**INSTRUCTIONS TO FOLLOW**
Below are records; count how many of their lines contain the word "Jekyll" and give the number alone.

**DATA RECORDS**
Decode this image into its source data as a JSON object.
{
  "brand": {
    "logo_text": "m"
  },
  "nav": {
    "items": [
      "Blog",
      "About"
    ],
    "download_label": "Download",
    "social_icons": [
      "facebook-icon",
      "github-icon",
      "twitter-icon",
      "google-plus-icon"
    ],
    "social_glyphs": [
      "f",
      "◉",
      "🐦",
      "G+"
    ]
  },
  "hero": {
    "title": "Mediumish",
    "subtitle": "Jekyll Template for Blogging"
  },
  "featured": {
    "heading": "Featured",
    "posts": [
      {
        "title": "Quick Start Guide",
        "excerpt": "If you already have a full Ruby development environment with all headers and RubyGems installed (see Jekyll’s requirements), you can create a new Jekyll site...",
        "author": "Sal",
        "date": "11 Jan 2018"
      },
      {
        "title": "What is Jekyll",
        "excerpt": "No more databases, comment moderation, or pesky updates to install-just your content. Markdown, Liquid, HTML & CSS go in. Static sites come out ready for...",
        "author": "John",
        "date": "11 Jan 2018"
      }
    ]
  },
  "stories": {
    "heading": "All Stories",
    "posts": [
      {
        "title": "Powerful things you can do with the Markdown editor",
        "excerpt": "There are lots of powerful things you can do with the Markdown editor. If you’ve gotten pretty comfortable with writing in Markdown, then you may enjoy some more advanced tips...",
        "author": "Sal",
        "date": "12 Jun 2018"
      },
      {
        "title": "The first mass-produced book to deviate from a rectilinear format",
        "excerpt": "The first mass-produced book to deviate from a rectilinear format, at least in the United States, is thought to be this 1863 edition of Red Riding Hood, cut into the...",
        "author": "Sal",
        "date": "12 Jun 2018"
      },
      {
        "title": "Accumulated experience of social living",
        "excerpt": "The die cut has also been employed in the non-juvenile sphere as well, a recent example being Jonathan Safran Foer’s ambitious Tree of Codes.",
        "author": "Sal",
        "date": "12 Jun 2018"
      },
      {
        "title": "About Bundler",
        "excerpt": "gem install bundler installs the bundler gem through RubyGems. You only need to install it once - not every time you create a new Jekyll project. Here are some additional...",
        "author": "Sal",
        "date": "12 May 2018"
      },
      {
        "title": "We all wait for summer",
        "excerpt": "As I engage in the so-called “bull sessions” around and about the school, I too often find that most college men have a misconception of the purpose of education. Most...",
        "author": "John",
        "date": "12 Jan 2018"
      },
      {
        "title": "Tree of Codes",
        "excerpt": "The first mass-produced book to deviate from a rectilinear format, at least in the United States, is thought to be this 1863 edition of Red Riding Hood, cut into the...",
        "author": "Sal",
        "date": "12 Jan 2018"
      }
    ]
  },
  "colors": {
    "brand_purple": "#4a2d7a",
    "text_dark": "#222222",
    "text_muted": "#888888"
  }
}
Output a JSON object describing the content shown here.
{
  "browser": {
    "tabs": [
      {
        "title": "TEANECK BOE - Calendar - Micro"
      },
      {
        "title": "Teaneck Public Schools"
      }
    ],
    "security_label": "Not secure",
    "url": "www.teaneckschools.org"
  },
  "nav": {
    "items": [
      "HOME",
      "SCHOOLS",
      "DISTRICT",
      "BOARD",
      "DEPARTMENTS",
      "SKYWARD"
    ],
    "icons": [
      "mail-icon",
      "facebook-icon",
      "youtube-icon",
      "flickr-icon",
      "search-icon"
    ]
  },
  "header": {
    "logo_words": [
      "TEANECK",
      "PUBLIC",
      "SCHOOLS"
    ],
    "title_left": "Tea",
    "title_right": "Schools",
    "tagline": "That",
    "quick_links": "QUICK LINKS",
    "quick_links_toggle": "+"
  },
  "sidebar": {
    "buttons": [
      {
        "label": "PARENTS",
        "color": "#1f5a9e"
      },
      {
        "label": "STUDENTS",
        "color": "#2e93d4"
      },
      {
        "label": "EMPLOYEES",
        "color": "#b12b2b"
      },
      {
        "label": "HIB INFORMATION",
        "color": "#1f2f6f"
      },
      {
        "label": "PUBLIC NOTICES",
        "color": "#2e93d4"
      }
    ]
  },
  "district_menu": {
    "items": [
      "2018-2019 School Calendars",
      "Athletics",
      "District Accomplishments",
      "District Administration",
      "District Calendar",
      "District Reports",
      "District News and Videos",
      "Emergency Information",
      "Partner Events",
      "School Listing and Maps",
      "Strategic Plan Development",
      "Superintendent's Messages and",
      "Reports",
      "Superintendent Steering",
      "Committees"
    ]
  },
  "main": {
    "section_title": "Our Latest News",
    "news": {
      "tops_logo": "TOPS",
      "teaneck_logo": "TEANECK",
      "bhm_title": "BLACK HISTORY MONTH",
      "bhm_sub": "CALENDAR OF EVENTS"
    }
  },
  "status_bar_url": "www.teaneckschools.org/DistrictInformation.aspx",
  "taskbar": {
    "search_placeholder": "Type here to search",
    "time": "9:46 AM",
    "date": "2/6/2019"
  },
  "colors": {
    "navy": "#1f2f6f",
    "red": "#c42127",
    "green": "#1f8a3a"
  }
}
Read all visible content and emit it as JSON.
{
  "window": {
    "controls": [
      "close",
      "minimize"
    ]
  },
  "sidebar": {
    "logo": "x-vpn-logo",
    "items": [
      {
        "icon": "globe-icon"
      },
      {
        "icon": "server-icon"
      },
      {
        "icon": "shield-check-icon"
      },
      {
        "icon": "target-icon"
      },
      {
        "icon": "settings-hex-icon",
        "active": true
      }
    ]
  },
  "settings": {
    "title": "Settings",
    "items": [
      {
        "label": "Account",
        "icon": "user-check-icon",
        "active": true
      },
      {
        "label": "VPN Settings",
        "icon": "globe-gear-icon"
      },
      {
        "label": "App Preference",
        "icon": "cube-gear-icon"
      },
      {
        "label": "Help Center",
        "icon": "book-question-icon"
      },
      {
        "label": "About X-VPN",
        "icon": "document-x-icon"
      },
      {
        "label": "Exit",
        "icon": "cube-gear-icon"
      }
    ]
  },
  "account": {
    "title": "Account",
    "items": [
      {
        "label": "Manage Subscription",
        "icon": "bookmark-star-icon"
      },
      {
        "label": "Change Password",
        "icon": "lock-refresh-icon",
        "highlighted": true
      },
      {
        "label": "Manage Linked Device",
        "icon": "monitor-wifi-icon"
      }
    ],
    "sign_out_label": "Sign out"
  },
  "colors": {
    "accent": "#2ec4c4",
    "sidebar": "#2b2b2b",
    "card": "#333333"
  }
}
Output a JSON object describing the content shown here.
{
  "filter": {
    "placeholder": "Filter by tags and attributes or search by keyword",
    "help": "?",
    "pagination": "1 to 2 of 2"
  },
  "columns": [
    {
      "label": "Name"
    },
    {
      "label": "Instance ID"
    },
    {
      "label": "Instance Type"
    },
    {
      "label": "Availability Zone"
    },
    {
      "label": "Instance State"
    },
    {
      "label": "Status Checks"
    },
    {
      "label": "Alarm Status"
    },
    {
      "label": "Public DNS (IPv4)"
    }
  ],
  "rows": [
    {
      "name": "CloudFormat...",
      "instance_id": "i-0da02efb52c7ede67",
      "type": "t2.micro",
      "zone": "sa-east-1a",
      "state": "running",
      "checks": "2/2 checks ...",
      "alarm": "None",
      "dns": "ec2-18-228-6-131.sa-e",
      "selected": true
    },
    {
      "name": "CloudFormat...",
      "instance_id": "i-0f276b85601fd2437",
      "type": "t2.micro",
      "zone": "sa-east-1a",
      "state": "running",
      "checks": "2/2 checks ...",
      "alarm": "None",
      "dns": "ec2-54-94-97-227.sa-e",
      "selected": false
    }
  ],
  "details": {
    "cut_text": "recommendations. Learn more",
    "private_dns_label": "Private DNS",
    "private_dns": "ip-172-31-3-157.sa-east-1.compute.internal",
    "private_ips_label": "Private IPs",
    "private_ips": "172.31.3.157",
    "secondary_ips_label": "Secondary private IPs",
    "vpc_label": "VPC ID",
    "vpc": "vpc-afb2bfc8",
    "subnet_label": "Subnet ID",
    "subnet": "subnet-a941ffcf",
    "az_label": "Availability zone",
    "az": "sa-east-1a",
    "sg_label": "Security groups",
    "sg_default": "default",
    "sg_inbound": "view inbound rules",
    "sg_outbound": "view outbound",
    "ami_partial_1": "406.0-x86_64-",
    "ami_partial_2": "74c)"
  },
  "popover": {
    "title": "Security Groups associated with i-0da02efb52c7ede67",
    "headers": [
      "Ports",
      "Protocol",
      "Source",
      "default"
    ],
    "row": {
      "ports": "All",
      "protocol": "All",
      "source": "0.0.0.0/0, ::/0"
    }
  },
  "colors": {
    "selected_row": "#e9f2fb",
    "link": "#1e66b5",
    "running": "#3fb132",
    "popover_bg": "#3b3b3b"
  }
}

**WRITTEN SOLUTION**
4